The Gibson L6-S is a solid body electric guitar. It was the working musician's descendant of the L5S jazz solid-body electric guitar. It was the same shape, very much like a wide Gibson Les Paul, but with a 24-fret two-octave neck, the first Gibson guitar to have this.
The Fender Noiseless series is a line of electric guitar pickups made by the Fender Musical Instruments Corporation. Introduced in 1998, they feature and are a row of dual stacked-coil design to cancel hum noise. This single-coil (size) stack consists of a row of paired single-coils stacked one on top of the other (compacted), so as to fit (incognito) into the same size width space as a regular single-coil pickup. This is to be contrasted with the original humbucking pickup design, which is a row of paired single-coils double wide.
The James Burton Telecaster is a Signature/Artist Series electric guitar made by Fender Musical Instruments Corporation. The guitar is available in two models, Upgrade and Standard, and both were designed by American country-rock guitarist James Burton along with Dan Smith at Fender. Both models are patterned after mid-century Fender Telecaster guitars played by Burton during his long career with Ricky Nelson, Elvis Presley,(James was hesitant to play the now infamous Fender Telecaster pink paisley guitar because it was thought was too bright, Elvis's guys persuaded him to play it live on stage with Elvis and Elvis loved it and wanted him to play it all the time on stage.)Merle Haggard, Emmylou Harris, John Denver and many other well-known artists.
Jens Ritter Instruments is a manufacturer of high-end electric stringed instruments. It was founded by Jens Ritter in the mid-1990s and was known as Ritter Bass Guitars until 2010 when Jens expanded his line to include guitars. Jens produces 50 to 60 handmade instruments each year in his shop located in the small wine town of Deidesheim, Germany. A number of well-known bassists play Ritter Basses including Phil Lesh, Josh Dunham and Doug Wimbish. Jens Ritter Instruments are best known for their progressive design and construction, artistic appearance and limited availability. They also produce strings and other accessories.
The Yamaha Corporation is a multinational corporation and conglomerate based in Japan with a wide range of products and services, predominantly musical instruments, motorcycles, power sports equipment and electronics.
The Fender Telecaster, colloquially known as the Tele, is the world's first commercially successful solid-body electric guitar. Its simple yet effective design and revolutionary sound broke ground and set trends in electric guitar manufacturing and popular music. Introduced for national distribution as the Broadcaster in the autumn of 1950 as a two-pickup version of its sister model, the single-pickup Esquire, the pair were the first guitars of their kind manufactured on a substantial scale.

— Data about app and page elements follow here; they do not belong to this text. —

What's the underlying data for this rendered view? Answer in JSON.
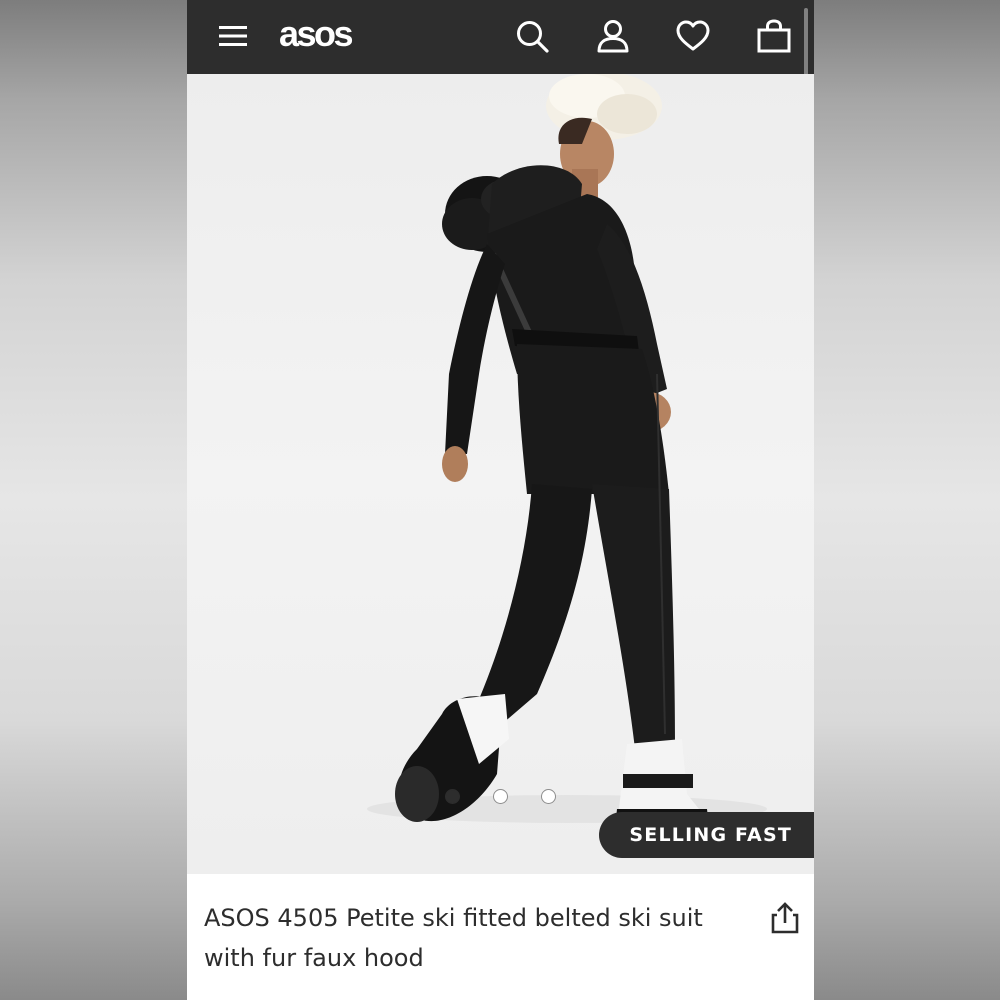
{
  "header": {
    "logo_text": "asos",
    "icons": [
      "menu-icon",
      "search-icon",
      "account-icon",
      "heart-icon",
      "bag-icon"
    ],
    "background_color": "#2d2d2d"
  },
  "product": {
    "image_description_icon": "product-photo",
    "carousel": {
      "dot_count": 3,
      "active_index": 0
    },
    "badge_label": "SELLING FAST",
    "title": "ASOS 4505 Petite ski fitted belted ski suit with fur faux hood",
    "share_icon": "share-icon"
  },
  "colors": {
    "accent": "#2d2d2d",
    "text": "#2d2d2d",
    "image_bg": "#efefef"
  }
}
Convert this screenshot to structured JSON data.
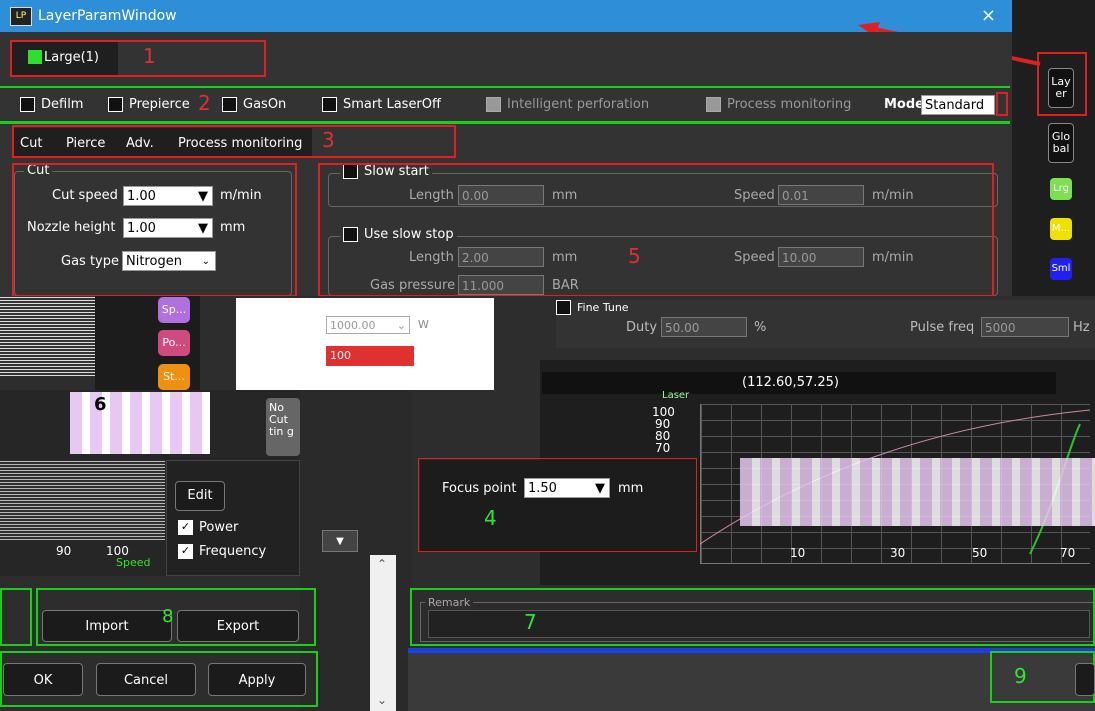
{
  "window": {
    "title": "LayerParamWindow",
    "close": "×"
  },
  "layer_tab": {
    "label": "Large(1)"
  },
  "options": {
    "defilm": "Defilm",
    "prepierce": "Prepierce",
    "gason": "GasOn",
    "smart_laser_off": "Smart LaserOff",
    "intelligent_perforation": "Intelligent perforation",
    "process_monitoring": "Process monitoring",
    "mode_label": "Mode",
    "mode_value": "Standard"
  },
  "tabs": [
    "Cut",
    "Pierce",
    "Adv.",
    "Process monitoring"
  ],
  "cut": {
    "legend": "Cut",
    "cut_speed_label": "Cut speed",
    "cut_speed_value": "1.00",
    "cut_speed_unit": "m/min",
    "nozzle_height_label": "Nozzle height",
    "nozzle_height_value": "1.00",
    "nozzle_height_unit": "mm",
    "gas_type_label": "Gas type",
    "gas_type_value": "Nitrogen"
  },
  "slow_start": {
    "label": "Slow start",
    "length_label": "Length",
    "length_value": "0.00",
    "length_unit": "mm",
    "speed_label": "Speed",
    "speed_value": "0.01",
    "speed_unit": "m/min"
  },
  "slow_stop": {
    "label": "Use slow stop",
    "length_label": "Length",
    "length_value": "2.00",
    "length_unit": "mm",
    "speed_label": "Speed",
    "speed_value": "10.00",
    "speed_unit": "m/min",
    "gas_label": "Gas pressure",
    "gas_value": "11.000",
    "gas_unit": "BAR"
  },
  "side": {
    "layer": "Lay er",
    "global": "Glo bal",
    "lrg": "Lrg",
    "m": "M...",
    "sml": "Sml"
  },
  "fine_tune": {
    "label": "Fine Tune",
    "duty_label": "Duty",
    "duty_value": "50.00",
    "duty_unit": "%",
    "pulse_label": "Pulse freq",
    "pulse_value": "5000",
    "pulse_unit": "Hz"
  },
  "mini_buttons": {
    "sp": "Sp...",
    "po": "Po...",
    "st": "St..."
  },
  "center_dialog": {
    "power_value": "1000.00",
    "power_unit": "W",
    "red_value": "100"
  },
  "coord": "(112.60,57.25)",
  "laser_axis": {
    "title": "Laser",
    "ticks": [
      "100",
      "90",
      "80",
      "70"
    ]
  },
  "no_cutting": "No Cut tin g",
  "edit_menu": {
    "edit": "Edit",
    "power": "Power",
    "frequency": "Frequency"
  },
  "focus": {
    "label": "Focus point",
    "value": "1.50",
    "unit": "mm"
  },
  "left_axis": {
    "ticks": [
      "90",
      "100"
    ],
    "speed": "Speed"
  },
  "right_axis": {
    "ticks": [
      "10",
      "30",
      "50",
      "70"
    ]
  },
  "remark_label": "Remark",
  "actions": {
    "import": "Import",
    "export": "Export",
    "ok": "OK",
    "cancel": "Cancel",
    "apply": "Apply"
  },
  "annotations": [
    "1",
    "2",
    "3",
    "4",
    "5",
    "6",
    "7",
    "8",
    "9"
  ]
}
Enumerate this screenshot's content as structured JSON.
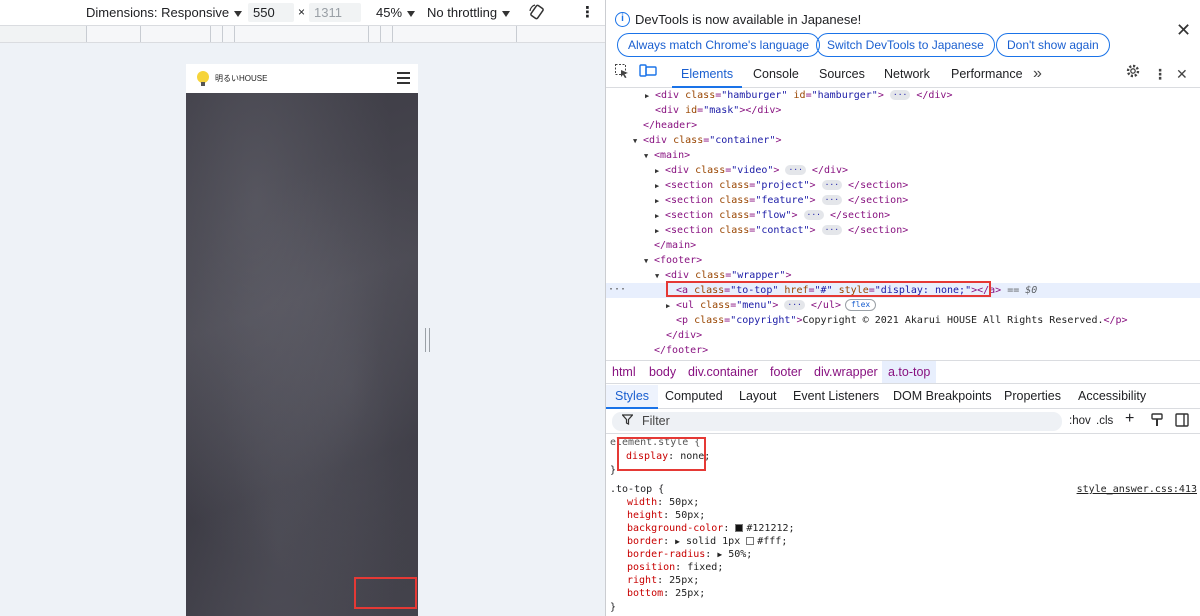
{
  "toolbar": {
    "dimensions_label": "Dimensions: Responsive",
    "width": "550",
    "times": "×",
    "height": "1311",
    "zoom": "45%",
    "throttling": "No throttling"
  },
  "device": {
    "logo_text": "明るいHOUSE"
  },
  "infobar": {
    "message": "DevTools is now available in Japanese!",
    "btn_match": "Always match Chrome's language",
    "btn_switch": "Switch DevTools to Japanese",
    "btn_dont": "Don't show again",
    "close": "✕"
  },
  "tabs": {
    "elements": "Elements",
    "console": "Console",
    "sources": "Sources",
    "network": "Network",
    "performance": "Performance",
    "more": "»"
  },
  "dom": {
    "l1": {
      "t1": "<div ",
      "a1": "class",
      "v1": "\"hamburger\"",
      "a2": "id",
      "v2": "\"hamburger\"",
      "t2": "> ",
      "t3": " </div>"
    },
    "l2": {
      "t1": "<div ",
      "a1": "id",
      "v1": "\"mask\"",
      "t2": "></div>"
    },
    "l3": {
      "t1": "</header>"
    },
    "l4": {
      "t1": "<div ",
      "a1": "class",
      "v1": "\"container\"",
      "t2": ">"
    },
    "l5": {
      "t1": "<main>"
    },
    "l6": {
      "t1": "<div ",
      "a1": "class",
      "v1": "\"video\"",
      "t2": "> ",
      "t3": " </div>"
    },
    "l7": {
      "t1": "<section ",
      "a1": "class",
      "v1": "\"project\"",
      "t2": "> ",
      "t3": " </section>"
    },
    "l8": {
      "t1": "<section ",
      "a1": "class",
      "v1": "\"feature\"",
      "t2": "> ",
      "t3": " </section>"
    },
    "l9": {
      "t1": "<section ",
      "a1": "class",
      "v1": "\"flow\"",
      "t2": "> ",
      "t3": " </section>"
    },
    "l10": {
      "t1": "<section ",
      "a1": "class",
      "v1": "\"contact\"",
      "t2": "> ",
      "t3": " </section>"
    },
    "l11": {
      "t1": "</main>"
    },
    "l12": {
      "t1": "<footer>"
    },
    "l13": {
      "t1": "<div ",
      "a1": "class",
      "v1": "\"wrapper\"",
      "t2": ">"
    },
    "l14": {
      "t1": "<a ",
      "a1": "class",
      "v1": "\"to-top\"",
      "a2": "href",
      "v2": "\"#\"",
      "a3": "style",
      "v3": "\"display: none;\"",
      "t2": "></a>",
      "eq": " == $0"
    },
    "l15": {
      "t1": "<ul ",
      "a1": "class",
      "v1": "\"menu\"",
      "t2": "> ",
      "t3": " </ul>",
      "badge": "flex"
    },
    "l16": {
      "t1": "<p ",
      "a1": "class",
      "v1": "\"copyright\"",
      "t2": ">",
      "text": "Copyright © 2021 Akarui HOUSE All Rights Reserved.",
      "t3": "</p>"
    },
    "l17": {
      "t1": "</div>"
    },
    "l18": {
      "t1": "</footer>"
    },
    "ellipsis": "···",
    "dots": "···"
  },
  "breadcrumbs": [
    "html",
    "body",
    "div.container",
    "footer",
    "div.wrapper",
    "a.to-top"
  ],
  "subtabs": [
    "Styles",
    "Computed",
    "Layout",
    "Event Listeners",
    "DOM Breakpoints",
    "Properties",
    "Accessibility"
  ],
  "filter": {
    "placeholder": "Filter",
    "hov": ":hov",
    "cls": ".cls"
  },
  "styles": {
    "element_selector": "element.style {",
    "element_prop": "display",
    "element_val": "none;",
    "close": "}",
    "rule_selector": ".to-top {",
    "source": "style_answer.css:413",
    "props": [
      {
        "name": "width",
        "value": "50px;"
      },
      {
        "name": "height",
        "value": "50px;"
      },
      {
        "name": "background-color",
        "value": "#121212;",
        "swatch": "#121212"
      },
      {
        "name": "border",
        "value": "solid 1px",
        "value2": "#fff;",
        "swatch": "#ffffff",
        "arrow": "▶"
      },
      {
        "name": "border-radius",
        "value": "50%;",
        "arrow": "▶"
      },
      {
        "name": "position",
        "value": "fixed;"
      },
      {
        "name": "right",
        "value": "25px;"
      },
      {
        "name": "bottom",
        "value": "25px;"
      }
    ]
  },
  "colors": {
    "accent": "#1a73e8",
    "highlight": "#e53935",
    "tag": "#881280",
    "attr": "#994500",
    "value": "#1a1aa6"
  }
}
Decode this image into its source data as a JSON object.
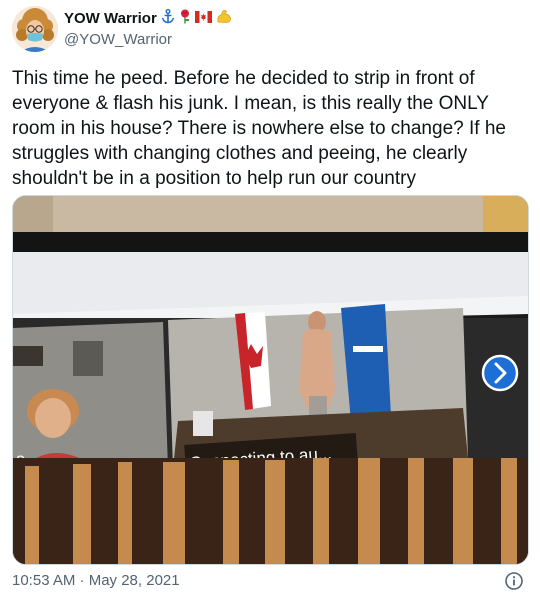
{
  "author": {
    "display_name": "YOW Warrior",
    "handle": "@YOW_Warrior",
    "name_emojis": [
      "anchor-icon",
      "rose-icon",
      "canada-flag-icon",
      "flexed-biceps-icon"
    ]
  },
  "tweet": {
    "text": "This time he peed. Before he decided to strip in front of everyone & flash his junk. I mean, is this really the ONLY room in his house? There is nowhere else to change? If he struggles with changing clothes and peeing, he clearly shouldn't be in a position to help run our country"
  },
  "media": {
    "overlay_text": "Connecting to au...",
    "overlay_ellipsis": "...",
    "left_tile_label": "o",
    "next_icon": "chevron-right-icon"
  },
  "meta": {
    "timestamp": "10:53 AM · May 28, 2021",
    "info_icon": "info-icon"
  },
  "colors": {
    "text_primary": "#0f1419",
    "text_secondary": "#536471",
    "zoom_blue": "#1d6fd6"
  }
}
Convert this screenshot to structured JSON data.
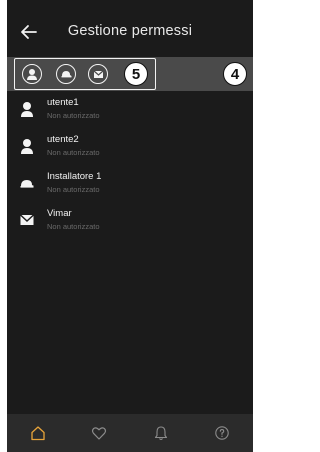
{
  "header": {
    "title": "Gestione permessi",
    "back_icon": "arrow-left-icon"
  },
  "filters": {
    "items": [
      {
        "icon": "user-icon"
      },
      {
        "icon": "installer-cap-icon"
      },
      {
        "icon": "vimar-envelope-icon"
      }
    ],
    "annotation_box": "5",
    "annotation_bar": "4"
  },
  "users": [
    {
      "name": "utente1",
      "status": "Non autorizzato",
      "icon": "user-icon"
    },
    {
      "name": "utente2",
      "status": "Non autorizzato",
      "icon": "user-icon"
    },
    {
      "name": "Installatore 1",
      "status": "Non autorizzato",
      "icon": "installer-cap-icon"
    },
    {
      "name": "Vimar",
      "status": "Non autorizzato",
      "icon": "vimar-envelope-icon"
    }
  ],
  "tabbar": {
    "items": [
      {
        "icon": "home-icon",
        "active": true
      },
      {
        "icon": "heart-icon",
        "active": false
      },
      {
        "icon": "bell-icon",
        "active": false
      },
      {
        "icon": "help-icon",
        "active": false
      }
    ]
  },
  "colors": {
    "accent": "#e8a43a",
    "background": "#1b1b1b",
    "filter_bar": "#4a4a4a",
    "tab_bar": "#2b2b2b"
  }
}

A trademark conflict with a rival manufacturer's led to the guitar being renamed in 1951. Initially, the Broadcaster name was simply cut off of the labels placed on the guitars and later in 1951, the final name of Telecaster was applied to the guitar. The Telecaster quickly became a popular model, and has remained in continuous production since its first incarnation.